"Your family and friends aren't in love with your partner, and can see their faults more clearly," Bennett says. "While you shouldn't base your decision only on the opinion of others, at least examine the validity of their objections." If you have factored out other, completely unreasonable reasons they might dislike your partner, it may be they have a point.

They Aren't The Biggest Fan Of Marriage

Does your partner make comments about not agreeing with marriage, or make jokes about monogamy? If these things are important to you, therapist Carrie Krawiec, LMFT tells Bustle it may be a good idea to pump the brakes. It may be a sign they aren't all in with these ideas, and may just be agreeing to marriage to make you happy. Be sure to ask them honestly if marriage is something they want, because such a monumental step should be agreed on by both people to keep a healthy relationship in the future.

You've Noticed A Red Flag Or Two

If you see a giant red flag waving around (or even a tiny, pink flag) marriage might not be a good idea just yet — especially if your partner isn't willing to make changes. Whether it be issues with communication, or subtle habits they have that are hurting you, red flags may be dealbreakers over time. As life coach Nina Rubin tells Bustle, "Let’s say you’ve talked about it and you have expressed your concern but the other person is unwilling to look at alternatives." Since you want to be with someone who values you enough to make a change, and do whatever it takes to create a healthier relationship, it may be smart to go your separate ways.

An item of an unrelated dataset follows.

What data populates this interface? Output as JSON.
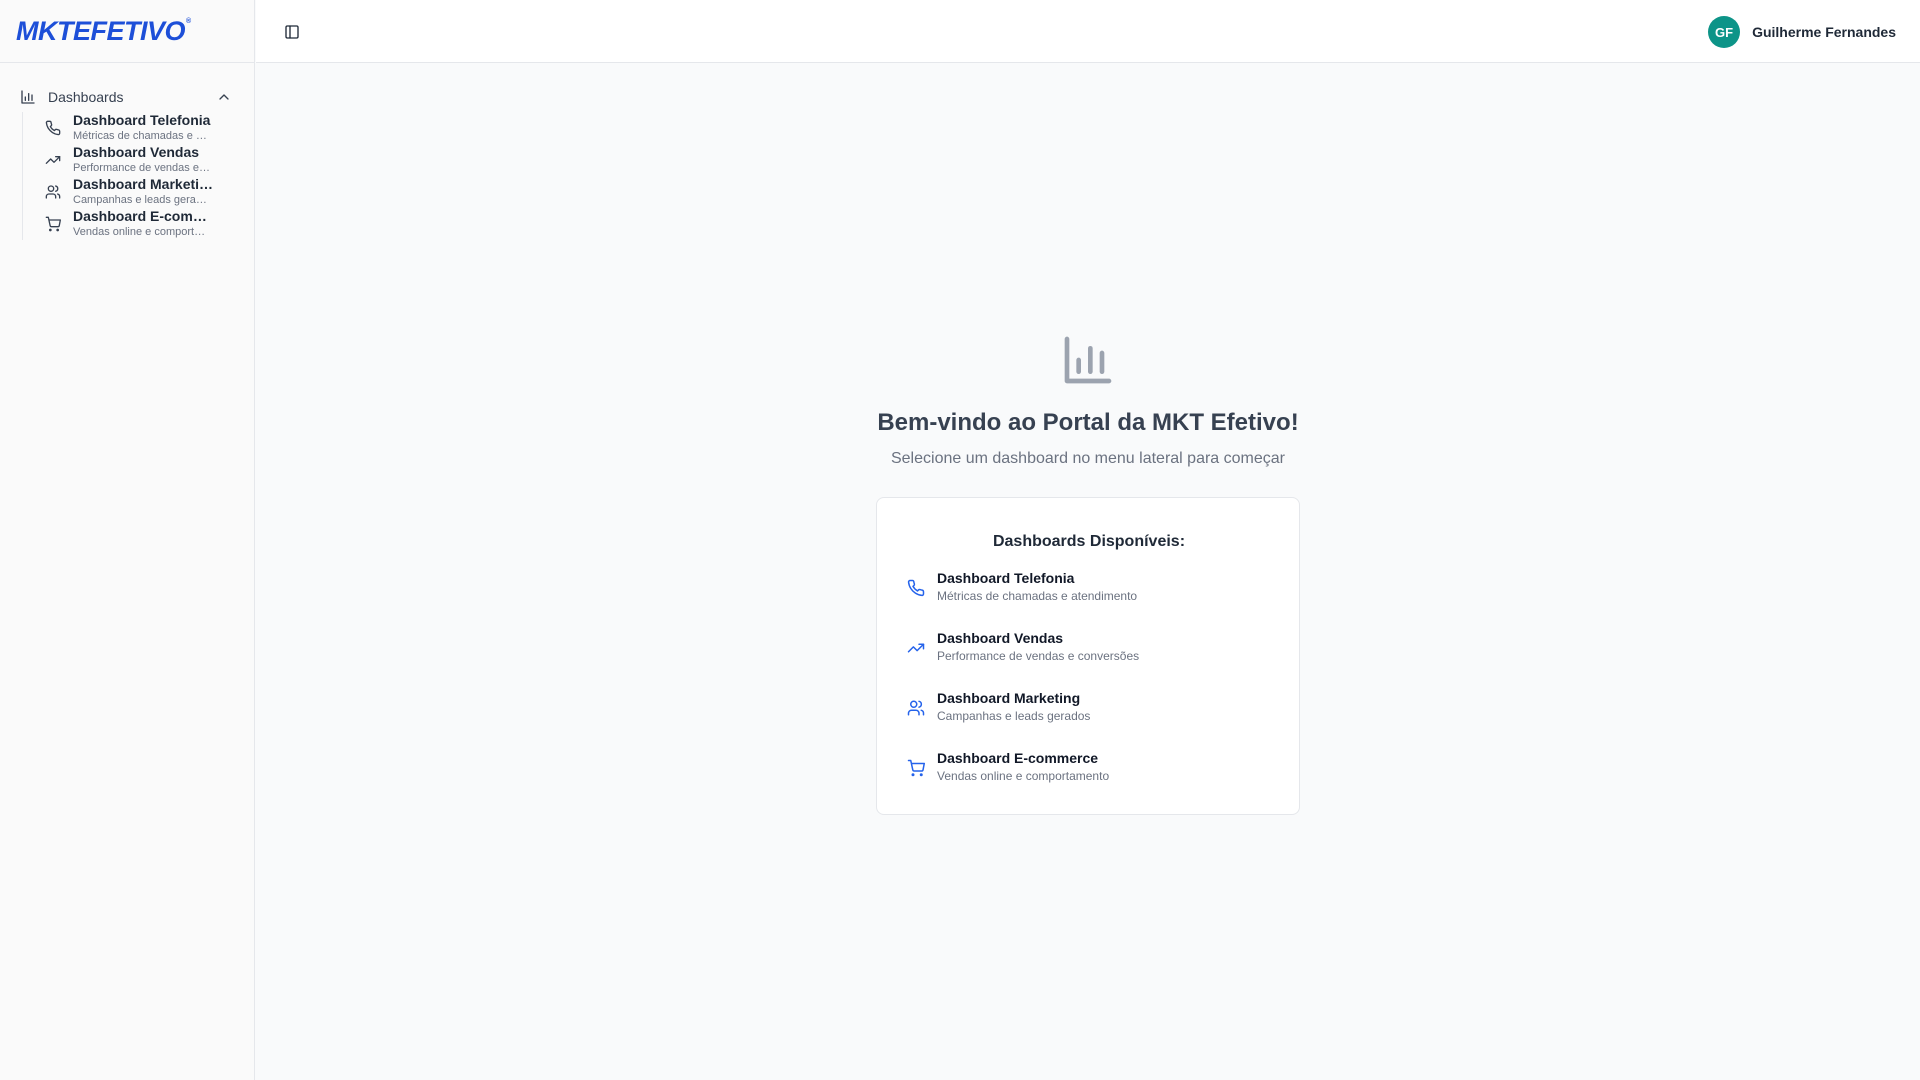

You Keep Complaining About The Same Things

In the same vein, if you find yourself complaining about the same thing over and over again in regards to your partner, it may be a sign your partner won't make a good spouse. "Sure, your partner will have certain behaviors or mannerism that annoy you, but I am talking about the ones that impact your own daily functioning and life on a regular basis and bring you more negativity," psychotherapist Julia Colangelo, LCSW tells Bustle. "Do not shrug these off."

It can help to see a therapist together, in cases like these, to get to the bottom of why your partner is having trouble making changes. But if nothing improves after that, and you'd like to move on, doing so may be the healthiest choice.

You Can Feel It In Your Gut

Rubin says you'll feel it in your gut if something isn't quite right. And it's important to listen. If something's up with your partner, if there isn't respect or trust, or if you don't think they're all-in, listen to your gut. It may very well be right!

From there, you can decide how to proceed. If your partner wants to make things work, you can work out your issues together or with a therapist. Or, you can decide to end things. All these options are completely viable, as long as they're what's best for you.